■ **Task instructions**: From the first line to the last, retype the data below exactly.

[Data for review Boundary: Start]

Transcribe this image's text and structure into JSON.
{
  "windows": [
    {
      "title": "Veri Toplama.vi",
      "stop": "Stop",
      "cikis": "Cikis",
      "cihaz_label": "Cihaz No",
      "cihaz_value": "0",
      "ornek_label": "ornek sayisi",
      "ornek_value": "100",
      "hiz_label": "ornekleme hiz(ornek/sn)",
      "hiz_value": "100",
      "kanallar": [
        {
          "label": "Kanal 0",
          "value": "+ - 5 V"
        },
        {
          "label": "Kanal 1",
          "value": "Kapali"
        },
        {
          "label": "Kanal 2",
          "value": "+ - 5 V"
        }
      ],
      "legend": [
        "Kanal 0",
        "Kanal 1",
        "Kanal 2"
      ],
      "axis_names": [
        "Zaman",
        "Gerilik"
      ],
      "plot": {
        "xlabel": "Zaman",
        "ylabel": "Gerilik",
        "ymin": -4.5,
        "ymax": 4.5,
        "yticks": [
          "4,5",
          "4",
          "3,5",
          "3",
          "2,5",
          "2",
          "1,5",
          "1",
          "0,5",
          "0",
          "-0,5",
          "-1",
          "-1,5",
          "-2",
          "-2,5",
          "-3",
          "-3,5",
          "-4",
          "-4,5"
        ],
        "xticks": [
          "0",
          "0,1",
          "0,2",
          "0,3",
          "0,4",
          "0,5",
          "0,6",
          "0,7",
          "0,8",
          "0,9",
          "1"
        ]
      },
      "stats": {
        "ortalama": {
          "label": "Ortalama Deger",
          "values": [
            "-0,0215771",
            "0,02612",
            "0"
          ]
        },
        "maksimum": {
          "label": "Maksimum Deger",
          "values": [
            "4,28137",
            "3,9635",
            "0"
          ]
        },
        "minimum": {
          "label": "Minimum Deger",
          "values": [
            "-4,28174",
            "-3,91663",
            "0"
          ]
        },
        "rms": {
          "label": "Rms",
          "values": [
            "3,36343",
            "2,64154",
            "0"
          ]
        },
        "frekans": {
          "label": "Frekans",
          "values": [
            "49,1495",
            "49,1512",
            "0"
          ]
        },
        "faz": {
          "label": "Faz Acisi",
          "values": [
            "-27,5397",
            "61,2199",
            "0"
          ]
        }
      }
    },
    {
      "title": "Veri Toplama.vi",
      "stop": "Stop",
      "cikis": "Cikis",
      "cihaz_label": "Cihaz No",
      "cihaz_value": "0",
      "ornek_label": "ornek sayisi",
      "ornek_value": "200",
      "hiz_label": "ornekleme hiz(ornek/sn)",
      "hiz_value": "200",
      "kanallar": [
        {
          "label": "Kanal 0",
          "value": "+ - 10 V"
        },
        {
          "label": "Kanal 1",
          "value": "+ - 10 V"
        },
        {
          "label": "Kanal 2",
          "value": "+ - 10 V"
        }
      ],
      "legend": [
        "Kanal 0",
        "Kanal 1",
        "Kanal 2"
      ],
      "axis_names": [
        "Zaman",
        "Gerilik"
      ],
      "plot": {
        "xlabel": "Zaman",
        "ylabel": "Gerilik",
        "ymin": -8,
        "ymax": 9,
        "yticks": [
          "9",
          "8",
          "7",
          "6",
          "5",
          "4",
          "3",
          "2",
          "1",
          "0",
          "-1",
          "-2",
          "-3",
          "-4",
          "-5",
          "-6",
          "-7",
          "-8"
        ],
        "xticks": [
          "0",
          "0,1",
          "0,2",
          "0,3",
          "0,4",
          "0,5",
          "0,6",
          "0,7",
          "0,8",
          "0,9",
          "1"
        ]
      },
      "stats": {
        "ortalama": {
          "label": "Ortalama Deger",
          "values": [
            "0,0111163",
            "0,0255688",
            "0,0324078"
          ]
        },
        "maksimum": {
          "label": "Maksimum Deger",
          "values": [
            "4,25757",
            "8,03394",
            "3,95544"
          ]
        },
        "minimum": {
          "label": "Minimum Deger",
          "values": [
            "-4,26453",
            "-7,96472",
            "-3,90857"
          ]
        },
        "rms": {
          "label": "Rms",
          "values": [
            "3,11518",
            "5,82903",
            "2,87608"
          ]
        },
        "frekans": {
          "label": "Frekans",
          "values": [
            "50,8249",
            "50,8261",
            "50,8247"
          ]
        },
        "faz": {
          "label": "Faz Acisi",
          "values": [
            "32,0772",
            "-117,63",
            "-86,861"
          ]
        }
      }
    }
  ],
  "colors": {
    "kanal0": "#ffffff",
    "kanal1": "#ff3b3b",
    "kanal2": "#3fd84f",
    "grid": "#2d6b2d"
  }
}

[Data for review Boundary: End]

■ **Problem solution**:
Transcribe this image's text and structure into JSON.
{
  "windows": [
    {
      "title": "Veri Toplama.vi",
      "stop": "Stop",
      "cikis": "Cikis",
      "cihaz_label": "Cihaz No",
      "cihaz_value": "0",
      "ornek_label": "ornek sayisi",
      "ornek_value": "100",
      "hiz_label": "ornekleme hiz(ornek/sn)",
      "hiz_value": "100",
      "kanallar": [
        {
          "label": "Kanal 0",
          "value": "+ - 5 V"
        },
        {
          "label": "Kanal 1",
          "value": "Kapali"
        },
        {
          "label": "Kanal 2",
          "value": "+ - 5 V"
        }
      ],
      "legend": [
        "Kanal 0",
        "Kanal 1",
        "Kanal 2"
      ],
      "axis_names": [
        "Zaman",
        "Gerilik"
      ],
      "plot": {
        "xlabel": "Zaman",
        "ylabel": "Gerilik",
        "ymin": -4.5,
        "ymax": 4.5,
        "yticks": [
          "4,5",
          "4",
          "3,5",
          "3",
          "2,5",
          "2",
          "1,5",
          "1",
          "0,5",
          "0",
          "-0,5",
          "-1",
          "-1,5",
          "-2",
          "-2,5",
          "-3",
          "-3,5",
          "-4",
          "-4,5"
        ],
        "xticks": [
          "0",
          "0,1",
          "0,2",
          "0,3",
          "0,4",
          "0,5",
          "0,6",
          "0,7",
          "0,8",
          "0,9",
          "1"
        ]
      },
      "stats": {
        "ortalama": {
          "label": "Ortalama Deger",
          "values": [
            "-0,0215771",
            "0,02612",
            "0"
          ]
        },
        "maksimum": {
          "label": "Maksimum Deger",
          "values": [
            "4,28137",
            "3,9635",
            "0"
          ]
        },
        "minimum": {
          "label": "Minimum Deger",
          "values": [
            "-4,28174",
            "-3,91663",
            "0"
          ]
        },
        "rms": {
          "label": "Rms",
          "values": [
            "3,36343",
            "2,64154",
            "0"
          ]
        },
        "frekans": {
          "label": "Frekans",
          "values": [
            "49,1495",
            "49,1512",
            "0"
          ]
        },
        "faz": {
          "label": "Faz Acisi",
          "values": [
            "-27,5397",
            "61,2199",
            "0"
          ]
        }
      }
    },
    {
      "title": "Veri Toplama.vi",
      "stop": "Stop",
      "cikis": "Cikis",
      "cihaz_label": "Cihaz No",
      "cihaz_value": "0",
      "ornek_label": "ornek sayisi",
      "ornek_value": "200",
      "hiz_label": "ornekleme hiz(ornek/sn)",
      "hiz_value": "200",
      "kanallar": [
        {
          "label": "Kanal 0",
          "value": "+ - 10 V"
        },
        {
          "label": "Kanal 1",
          "value": "+ - 10 V"
        },
        {
          "label": "Kanal 2",
          "value": "+ - 10 V"
        }
      ],
      "legend": [
        "Kanal 0",
        "Kanal 1",
        "Kanal 2"
      ],
      "axis_names": [
        "Zaman",
        "Gerilik"
      ],
      "plot": {
        "xlabel": "Zaman",
        "ylabel": "Gerilik",
        "ymin": -8,
        "ymax": 9,
        "yticks": [
          "9",
          "8",
          "7",
          "6",
          "5",
          "4",
          "3",
          "2",
          "1",
          "0",
          "-1",
          "-2",
          "-3",
          "-4",
          "-5",
          "-6",
          "-7",
          "-8"
        ],
        "xticks": [
          "0",
          "0,1",
          "0,2",
          "0,3",
          "0,4",
          "0,5",
          "0,6",
          "0,7",
          "0,8",
          "0,9",
          "1"
        ]
      },
      "stats": {
        "ortalama": {
          "label": "Ortalama Deger",
          "values": [
            "0,0111163",
            "0,0255688",
            "0,0324078"
          ]
        },
        "maksimum": {
          "label": "Maksimum Deger",
          "values": [
            "4,25757",
            "8,03394",
            "3,95544"
          ]
        },
        "minimum": {
          "label": "Minimum Deger",
          "values": [
            "-4,26453",
            "-7,96472",
            "-3,90857"
          ]
        },
        "rms": {
          "label": "Rms",
          "values": [
            "3,11518",
            "5,82903",
            "2,87608"
          ]
        },
        "frekans": {
          "label": "Frekans",
          "values": [
            "50,8249",
            "50,8261",
            "50,8247"
          ]
        },
        "faz": {
          "label": "Faz Acisi",
          "values": [
            "32,0772",
            "-117,63",
            "-86,861"
          ]
        }
      }
    }
  ],
  "colors": {
    "kanal0": "#ffffff",
    "kanal1": "#ff3b3b",
    "kanal2": "#3fd84f",
    "grid": "#2d6b2d"
  }
}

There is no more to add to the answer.